If you get a client, but they take up a lot of your time and keep you from getting a better, less demanding client, then though you have some profit from that client, you pay a high opportunity cost by retaining them; and eventually should let them go.
When to Jump In
Sometimes, taking a risk has a lowered opportunity cost, but a high enough payout potential that not to take the jump is actually an objectively bad move. Quantifying this will include unpredictable variables, but it doesn’t mean you should ignore certain risks. Especially in terms of entrepreneurial pursuits, a lot of those who are successful got that way not by playing it safe, but by seeing an opportunity and taking a leap of faith. They didn’t dip their toe in the water, they ran to the cliff, sprang, completed two back-flips and a half-gainer, then canon-balled into the deep end and impressed all the ladies.
To a degree, that’s what Keith McFarland, author of The Breakthrough Company, is apt to point out. Sometimes you’ve got to take some full-bore marketing risks to have the impact you’re seeking. You’ve got to “put yourself out there,” as the saying goes. If you want to become great, you must be great; and being great is risky business. Examples of calculated marketing risks to consider include:
• Looking into sales team acquisition
• Expending budget on tradeshows
• Shelling out dough for “organic” marketing campaigns

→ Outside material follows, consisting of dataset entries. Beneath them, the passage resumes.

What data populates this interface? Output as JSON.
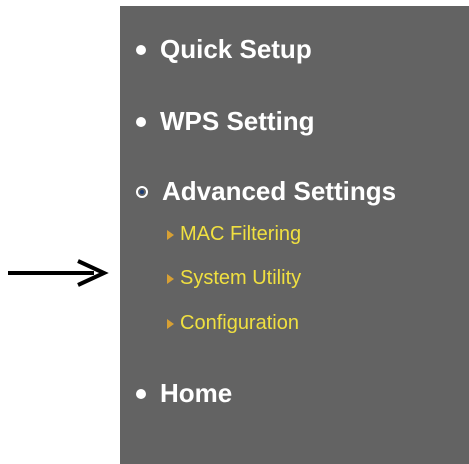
{
  "menu": {
    "items": [
      {
        "label": "Quick Setup",
        "state": "collapsed"
      },
      {
        "label": "WPS Setting",
        "state": "collapsed"
      },
      {
        "label": "Advanced Settings",
        "state": "expanded"
      },
      {
        "label": "Home",
        "state": "collapsed"
      }
    ],
    "submenu": [
      {
        "label": "MAC Filtering"
      },
      {
        "label": "System Utility"
      },
      {
        "label": "Configuration"
      }
    ]
  },
  "colors": {
    "panel_background": "#636363",
    "menu_text": "#ffffff",
    "submenu_text": "#f0e040",
    "submenu_marker": "#d7a034",
    "arrow": "#000000"
  },
  "icons": {
    "pointer": "arrow-right-icon",
    "item_marker": "bullet-icon",
    "expanded_marker": "open-bullet-icon",
    "submenu_marker": "triangle-right-icon"
  }
}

• Instituting a PPC (pay per click) campaign
• A publicity stunt?
When it comes to MSP marketing, it may make sense to take the financial risk of hiring a sales team. You use your existing marketing solution for leads, and your sales team to convert them. Marketing and sales are separate. They overlap, but they are often most successful when compartmentalized— this allows for directed focus and professionalized skill.
Speaking of directed focus, if you can direct the focus of passerby at a tradeshow, you’re likely to command more attention, increase your lead count, and be able to give your sales team a group of potential clients who are more likely to convert. It’s a financial risk to go to such a show, but it can pay off.
If you pay for marketing campaigns that have an organic quality— that is to say: a quality wherein the marketing spreads naturally, like through a guest blog featuring incredibly useful information aimed at your target market, then you could gain a large following without having to be “obnoxious.” Marketing and sales are more successful when the sales come to you, than when you’ve got to go fight for them. But it takes a while to build such momentum!
Sometimes, you have to “grind” and that’s what PPC (pay per click) campaigns are all about. They can be successful, however; Warren Hino of Orange County’s Numa Networks was able to substantively grow his MSP in just this way.
You might consider a publicity stunt— but that’s kind of a marketing “bankruptcy” measure— as in: it’s a last resort. This can work if you pull it off, but if you don’t, it could backfire terribly bad. You’re usually better suited taking less “risky” risks; like working with an SEO company to regularly disseminate a ubiquity of content leading potential clients back to your site. This can add up over time, and help you hit your reliably profitable stride.
MSP marketing shouldn’t play it entirely safe— today’s market doesn’t often reward that. But it should take calculated risks, and those outlined here have a high track record of success.